[Start of Attachment]

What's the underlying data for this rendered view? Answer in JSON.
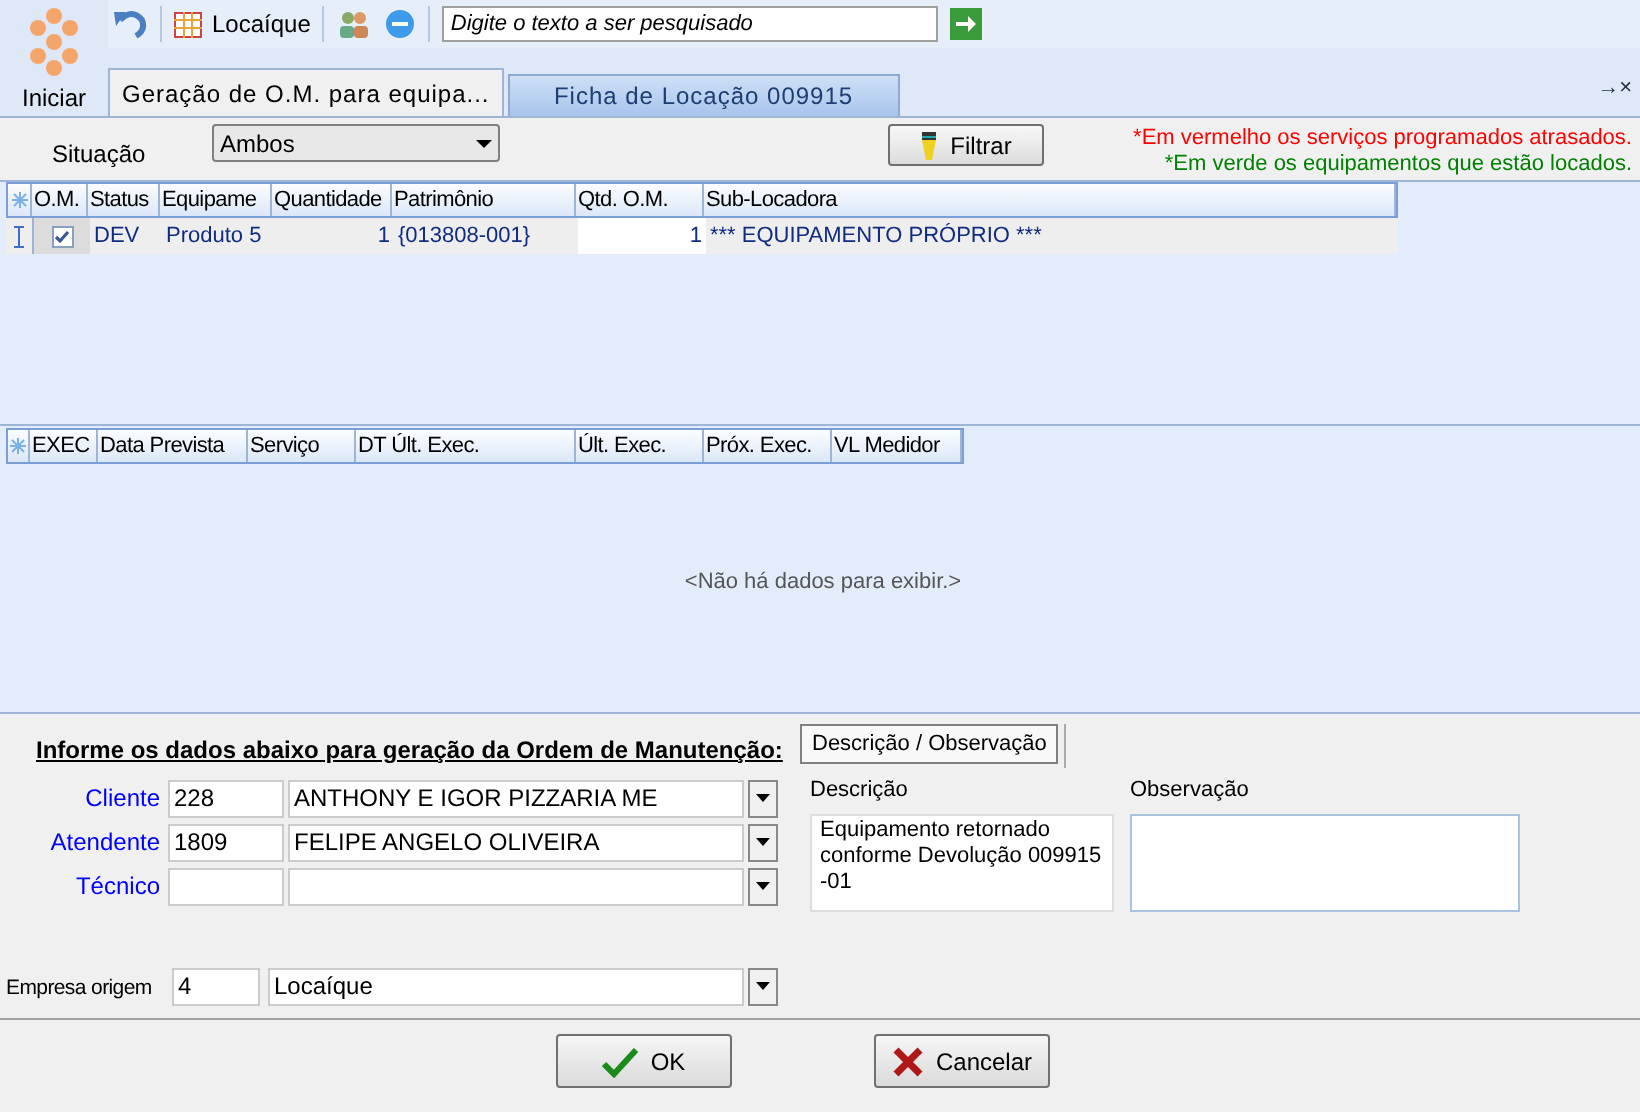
{
  "toolbar": {
    "start_label": "Iniciar",
    "company_button": "Locaíque",
    "search": {
      "placeholder": "Digite o texto a ser pesquisado"
    }
  },
  "tabs": [
    {
      "label": "Geração de O.M. para equipa...",
      "selected": true
    },
    {
      "label": "Ficha de Locação 009915",
      "selected": false
    }
  ],
  "tab_controls": "→×",
  "filter": {
    "label": "Situação",
    "value": "Ambos",
    "button": "Filtrar"
  },
  "legend": [
    {
      "text": "*Em vermelho os serviços programados atrasados.",
      "color": "#ff0000"
    },
    {
      "text": "*Em verde os equipamentos que estão locados.",
      "color": "#008000"
    }
  ],
  "equipment_table": {
    "columns": [
      "O.M.",
      "Status",
      "Equipame",
      "Quantidade",
      "Patrimônio",
      "Qtd. O.M.",
      "Sub-Locadora"
    ],
    "rows": [
      {
        "selected": true,
        "checked": true,
        "cells": [
          "",
          "DEV",
          "Produto 5",
          "1",
          "{013808-001}",
          "1",
          "*** EQUIPAMENTO PRÓPRIO ***"
        ]
      }
    ]
  },
  "services_table": {
    "columns": [
      "EXEC",
      "Data Prevista",
      "Serviço",
      "DT Últ. Exec.",
      "Últ. Exec.",
      "Próx. Exec.",
      "VL Medidor"
    ],
    "empty_message": "<Não há dados para exibir.>"
  },
  "form": {
    "title": "Informe os dados abaixo para geração da Ordem de Manutenção:",
    "fields": [
      {
        "label": "Cliente",
        "code": "228",
        "name": "ANTHONY E IGOR PIZZARIA ME"
      },
      {
        "label": "Atendente",
        "code": "1809",
        "name": "FELIPE ANGELO OLIVEIRA"
      },
      {
        "label": "Técnico"
      }
    ],
    "origin": {
      "label": "Empresa origem",
      "code": "4",
      "name": "Locaíque"
    }
  },
  "notes": {
    "tab": "Descrição / Observação",
    "description_label": "Descrição",
    "description": "Equipamento retornado conforme Devolução 009915 -01",
    "observation_label": "Observação"
  },
  "buttons": [
    {
      "kind": "ok",
      "label": "OK"
    },
    {
      "kind": "cancel",
      "label": "Cancelar"
    }
  ]
}
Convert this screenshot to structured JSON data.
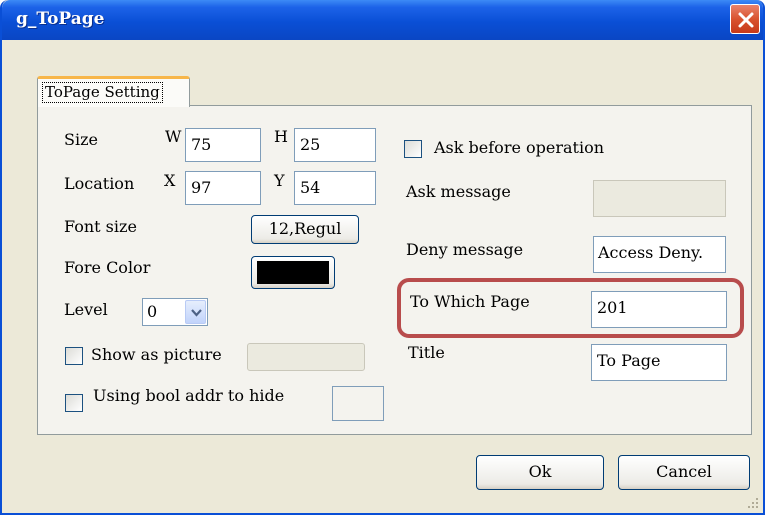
{
  "window": {
    "title": "g_ToPage"
  },
  "tab": {
    "label": "ToPage Setting"
  },
  "size": {
    "label": "Size",
    "w_label": "W",
    "w_value": "75",
    "h_label": "H",
    "h_value": "25"
  },
  "location": {
    "label": "Location",
    "x_label": "X",
    "x_value": "97",
    "y_label": "Y",
    "y_value": "54"
  },
  "font": {
    "label": "Font size",
    "button": "12,Regul"
  },
  "fore_color": {
    "label": "Fore Color",
    "color": "#000000"
  },
  "level": {
    "label": "Level",
    "value": "0"
  },
  "show_picture": {
    "label": "Show as picture",
    "checked": false,
    "value": ""
  },
  "bool_hide": {
    "label": "Using bool addr to hide",
    "checked": false,
    "value": ""
  },
  "ask_before": {
    "label": "Ask before operation",
    "checked": false
  },
  "ask_message": {
    "label": "Ask message",
    "value": ""
  },
  "deny_message": {
    "label": "Deny message",
    "value": "Access Deny."
  },
  "to_page": {
    "label": "To Which Page",
    "value": "201"
  },
  "title_field": {
    "label": "Title",
    "value": "To Page"
  },
  "buttons": {
    "ok": "Ok",
    "cancel": "Cancel"
  },
  "colors": {
    "titlebar": "#0a4fd6",
    "highlight": "#b84c4c",
    "dialog_bg": "#ece9d8"
  },
  "icons": {
    "close": "close-icon",
    "dropdown": "chevron-down-icon",
    "resize": "resize-grip-icon"
  }
}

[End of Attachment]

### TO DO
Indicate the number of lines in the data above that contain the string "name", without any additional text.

### TASK RESPONSE
3